START DATA LISTING

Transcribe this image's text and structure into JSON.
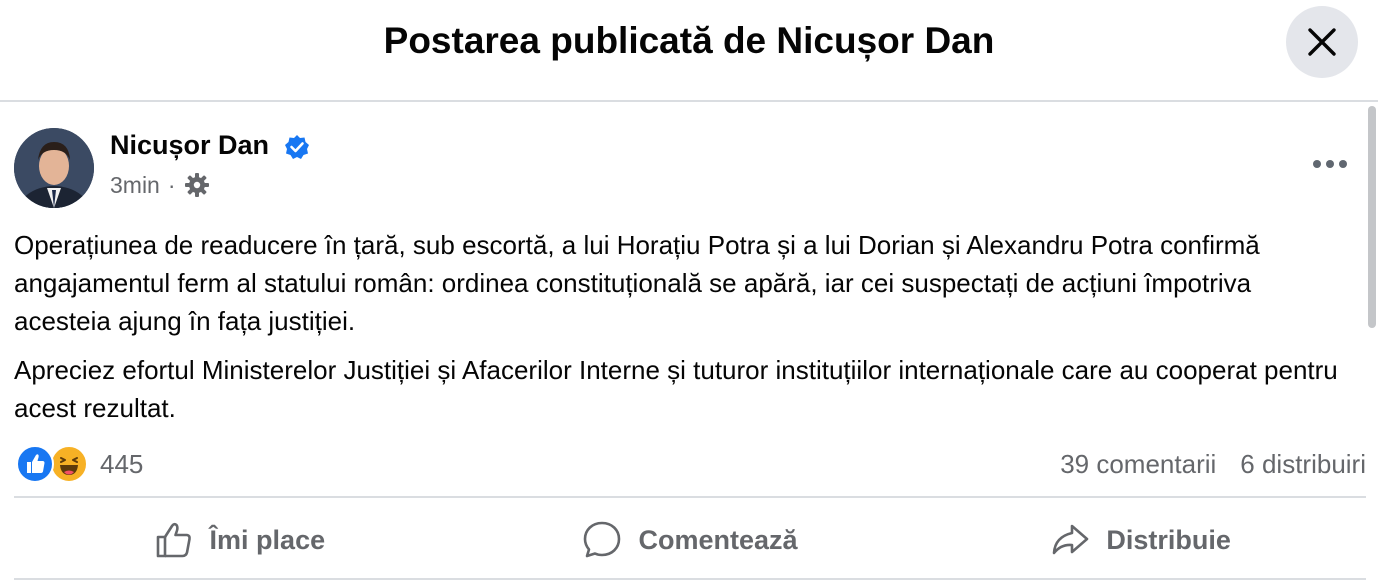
{
  "dialog": {
    "title": "Postarea publicată de Nicușor Dan",
    "close_icon": "close-icon"
  },
  "post": {
    "author": "Nicușor Dan",
    "verified": true,
    "time": "3min",
    "separator": "·",
    "audience_icon": "gear-icon",
    "paragraphs": [
      "Operațiunea de readucere în țară, sub escortă, a lui Horațiu Potra și a lui Dorian și Alexandru Potra confirmă angajamentul ferm al statului român: ordinea constituțională se apără, iar cei suspectați de acțiuni împotriva acesteia ajung în fața justiției.",
      "Apreciez efortul Ministerelor Justiției și Afacerilor Interne și tuturor instituțiilor internaționale care au cooperat pentru acest rezultat."
    ],
    "reactions": {
      "icons": [
        "like-icon",
        "haha-icon"
      ],
      "count": "445"
    },
    "comments": "39 comentarii",
    "shares": "6 distribuiri"
  },
  "actions": {
    "like": "Îmi place",
    "comment": "Comentează",
    "share": "Distribuie"
  },
  "colors": {
    "verified_blue": "#1877f2",
    "secondary_text": "#65676b",
    "divider": "#dadde1",
    "close_bg": "#e4e6eb"
  }
}
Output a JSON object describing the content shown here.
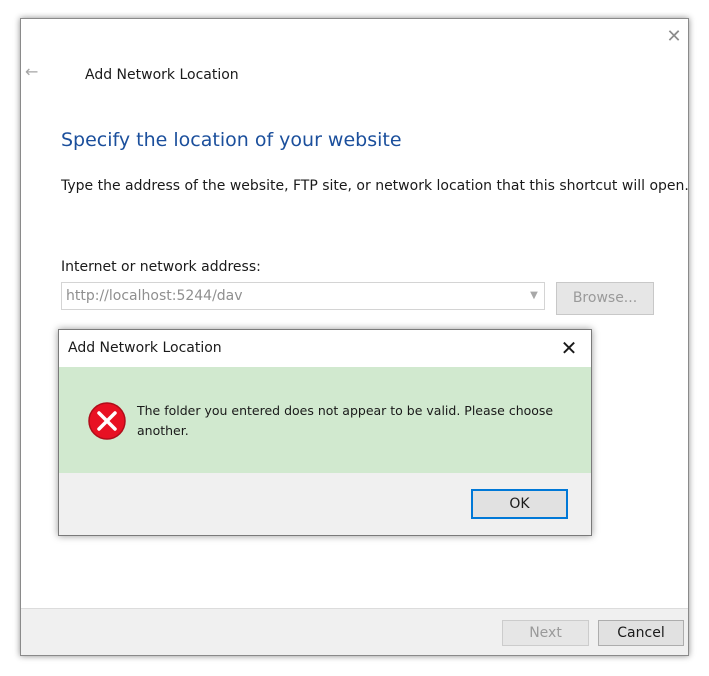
{
  "wizard": {
    "title": "Add Network Location",
    "heading": "Specify the location of your website",
    "instruction": "Type the address of the website, FTP site, or network location that this shortcut will open.",
    "address_label": "Internet or network address:",
    "address_value": "http://localhost:5244/dav",
    "browse_label": "Browse...",
    "next_label": "Next",
    "cancel_label": "Cancel",
    "icons": {
      "back": "back-arrow-icon",
      "close": "close-icon",
      "dropdown": "chevron-down-icon"
    }
  },
  "dialog": {
    "title": "Add Network Location",
    "message": "The folder you entered does not appear to be valid.  Please choose another.",
    "ok_label": "OK",
    "icons": {
      "error": "error-icon",
      "close": "close-icon"
    }
  },
  "colors": {
    "heading": "#1b4f9c",
    "dialog_body_bg": "#d1e9cf",
    "error_red": "#e81123",
    "focus_border": "#0078d7"
  }
}
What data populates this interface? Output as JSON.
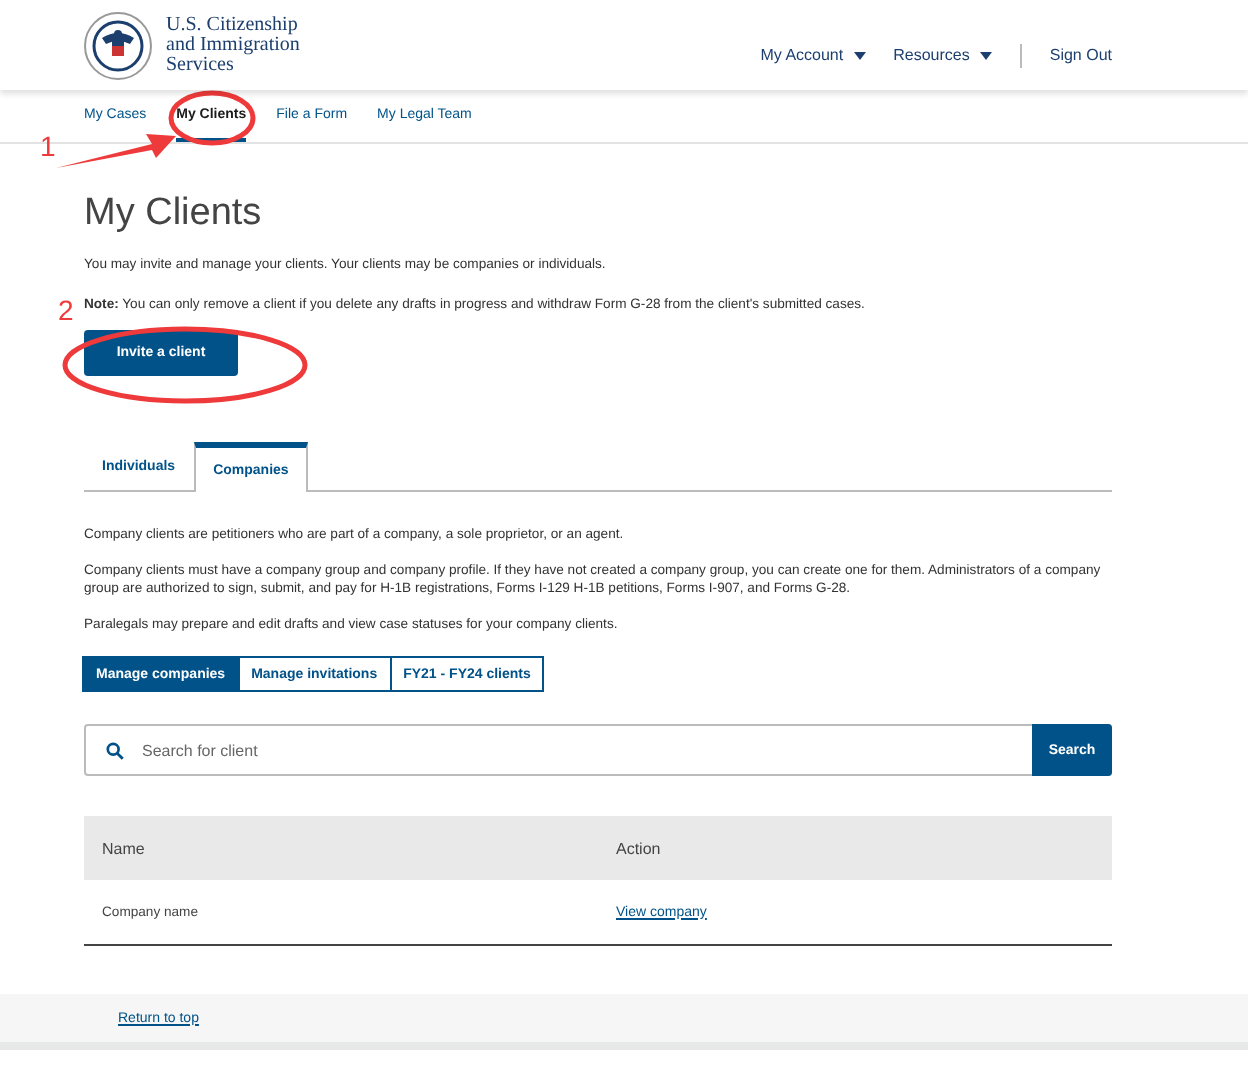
{
  "header": {
    "org_name": [
      "U.S. Citizenship",
      "and Immigration",
      "Services"
    ],
    "menu": [
      {
        "label": "My Account",
        "dropdown": true
      },
      {
        "label": "Resources",
        "dropdown": true
      },
      {
        "label": "Sign Out",
        "dropdown": false
      }
    ]
  },
  "nav": [
    {
      "label": "My Cases",
      "selected": false
    },
    {
      "label": "My Clients",
      "selected": true
    },
    {
      "label": "File a Form",
      "selected": false
    },
    {
      "label": "My Legal Team",
      "selected": false
    }
  ],
  "page": {
    "title": "My Clients",
    "intro": "You may invite and manage your clients. Your clients may be companies or individuals.",
    "note": "**Note:** You can only remove a client if you delete any drafts in progress and withdraw Form G-28 from the client's submitted cases.",
    "invite_button": "Invite a client"
  },
  "tabs": [
    {
      "label": "Individuals",
      "selected": false
    },
    {
      "label": "Companies",
      "selected": true
    }
  ],
  "paragraphs": [
    "Company clients are petitioners who are part of a company, a sole proprietor, or an agent.",
    "Company clients must have a company group and company profile. If they have not created a company group, you can create one for them. Administrators of a company group are authorized to sign, submit, and pay for H-1B registrations, Forms I-129 H-1B petitions, Forms I-907, and Forms G-28.",
    "Paralegals may prepare and edit drafts and view case statuses for your company clients."
  ],
  "segments": [
    {
      "label": "Manage companies",
      "selected": true
    },
    {
      "label": "Manage invitations",
      "selected": false
    },
    {
      "label": "FY21 - FY24 clients",
      "selected": false
    }
  ],
  "search": {
    "placeholder": "Search for client",
    "button": "Search"
  },
  "table": {
    "columns": [
      "Name",
      "Action"
    ],
    "rows": [
      {
        "name": "Company name",
        "action": "View company"
      }
    ]
  },
  "footer": {
    "link": "Return to top"
  },
  "annotations": [
    {
      "label": "1",
      "kind": "arrow"
    },
    {
      "label": "2",
      "kind": "ellipse"
    }
  ]
}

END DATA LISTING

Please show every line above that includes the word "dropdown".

### RESULT OF THE TASK:
      "dropdown": "chevron-down-icon"
        "dropdown": true
        "dropdown": true
        "dropdown": false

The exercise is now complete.